Entries from a dataset of interfaces:
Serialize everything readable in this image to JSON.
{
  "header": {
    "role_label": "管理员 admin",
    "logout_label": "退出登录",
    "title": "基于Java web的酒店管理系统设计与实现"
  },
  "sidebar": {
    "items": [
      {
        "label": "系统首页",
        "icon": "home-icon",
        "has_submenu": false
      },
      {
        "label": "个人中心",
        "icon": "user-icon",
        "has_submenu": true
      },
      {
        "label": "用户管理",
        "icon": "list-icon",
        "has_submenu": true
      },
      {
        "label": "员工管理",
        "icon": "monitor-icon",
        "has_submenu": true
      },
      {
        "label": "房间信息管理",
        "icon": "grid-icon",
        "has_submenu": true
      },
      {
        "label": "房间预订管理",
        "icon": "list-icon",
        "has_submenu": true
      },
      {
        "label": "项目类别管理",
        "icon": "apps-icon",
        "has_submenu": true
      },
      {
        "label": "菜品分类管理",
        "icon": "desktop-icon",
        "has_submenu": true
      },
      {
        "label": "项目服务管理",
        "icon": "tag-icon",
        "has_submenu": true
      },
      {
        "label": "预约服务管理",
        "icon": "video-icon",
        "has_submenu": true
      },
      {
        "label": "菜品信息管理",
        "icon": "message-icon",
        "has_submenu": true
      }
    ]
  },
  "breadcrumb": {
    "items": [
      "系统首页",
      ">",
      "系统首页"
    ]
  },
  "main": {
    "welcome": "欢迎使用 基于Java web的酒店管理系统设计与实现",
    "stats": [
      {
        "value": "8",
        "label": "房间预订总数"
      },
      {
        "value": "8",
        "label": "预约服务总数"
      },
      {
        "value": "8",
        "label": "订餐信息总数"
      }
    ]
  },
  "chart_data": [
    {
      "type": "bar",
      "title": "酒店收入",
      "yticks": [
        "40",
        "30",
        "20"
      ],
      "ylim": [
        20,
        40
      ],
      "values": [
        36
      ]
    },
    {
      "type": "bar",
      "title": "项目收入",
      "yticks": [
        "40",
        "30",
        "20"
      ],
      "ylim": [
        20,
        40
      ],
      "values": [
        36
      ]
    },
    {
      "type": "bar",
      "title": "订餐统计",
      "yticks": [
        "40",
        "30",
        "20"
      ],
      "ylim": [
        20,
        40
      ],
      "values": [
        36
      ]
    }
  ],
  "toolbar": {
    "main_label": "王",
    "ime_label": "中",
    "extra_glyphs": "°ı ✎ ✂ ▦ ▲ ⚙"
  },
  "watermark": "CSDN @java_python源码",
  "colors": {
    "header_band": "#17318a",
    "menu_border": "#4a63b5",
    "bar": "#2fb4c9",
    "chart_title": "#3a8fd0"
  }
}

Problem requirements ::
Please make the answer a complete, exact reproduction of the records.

Output for this exercise ::
Serialize everything readable in this image to JSON.
{
  "header": {
    "role_label": "管理员 admin",
    "logout_label": "退出登录",
    "title": "基于Java web的酒店管理系统设计与实现"
  },
  "sidebar": {
    "items": [
      {
        "label": "系统首页",
        "icon": "home-icon",
        "has_submenu": false
      },
      {
        "label": "个人中心",
        "icon": "user-icon",
        "has_submenu": true
      },
      {
        "label": "用户管理",
        "icon": "list-icon",
        "has_submenu": true
      },
      {
        "label": "员工管理",
        "icon": "monitor-icon",
        "has_submenu": true
      },
      {
        "label": "房间信息管理",
        "icon": "grid-icon",
        "has_submenu": true
      },
      {
        "label": "房间预订管理",
        "icon": "list-icon",
        "has_submenu": true
      },
      {
        "label": "项目类别管理",
        "icon": "apps-icon",
        "has_submenu": true
      },
      {
        "label": "菜品分类管理",
        "icon": "desktop-icon",
        "has_submenu": true
      },
      {
        "label": "项目服务管理",
        "icon": "tag-icon",
        "has_submenu": true
      },
      {
        "label": "预约服务管理",
        "icon": "video-icon",
        "has_submenu": true
      },
      {
        "label": "菜品信息管理",
        "icon": "message-icon",
        "has_submenu": true
      }
    ]
  },
  "breadcrumb": {
    "items": [
      "系统首页",
      ">",
      "系统首页"
    ]
  },
  "main": {
    "welcome": "欢迎使用 基于Java web的酒店管理系统设计与实现",
    "stats": [
      {
        "value": "8",
        "label": "房间预订总数"
      },
      {
        "value": "8",
        "label": "预约服务总数"
      },
      {
        "value": "8",
        "label": "订餐信息总数"
      }
    ]
  },
  "chart_data": [
    {
      "type": "bar",
      "title": "酒店收入",
      "yticks": [
        "40",
        "30",
        "20"
      ],
      "ylim": [
        20,
        40
      ],
      "values": [
        36
      ]
    },
    {
      "type": "bar",
      "title": "项目收入",
      "yticks": [
        "40",
        "30",
        "20"
      ],
      "ylim": [
        20,
        40
      ],
      "values": [
        36
      ]
    },
    {
      "type": "bar",
      "title": "订餐统计",
      "yticks": [
        "40",
        "30",
        "20"
      ],
      "ylim": [
        20,
        40
      ],
      "values": [
        36
      ]
    }
  ],
  "toolbar": {
    "main_label": "王",
    "ime_label": "中",
    "extra_glyphs": "°ı ✎ ✂ ▦ ▲ ⚙"
  },
  "watermark": "CSDN @java_python源码",
  "colors": {
    "header_band": "#17318a",
    "menu_border": "#4a63b5",
    "bar": "#2fb4c9",
    "chart_title": "#3a8fd0"
  }
}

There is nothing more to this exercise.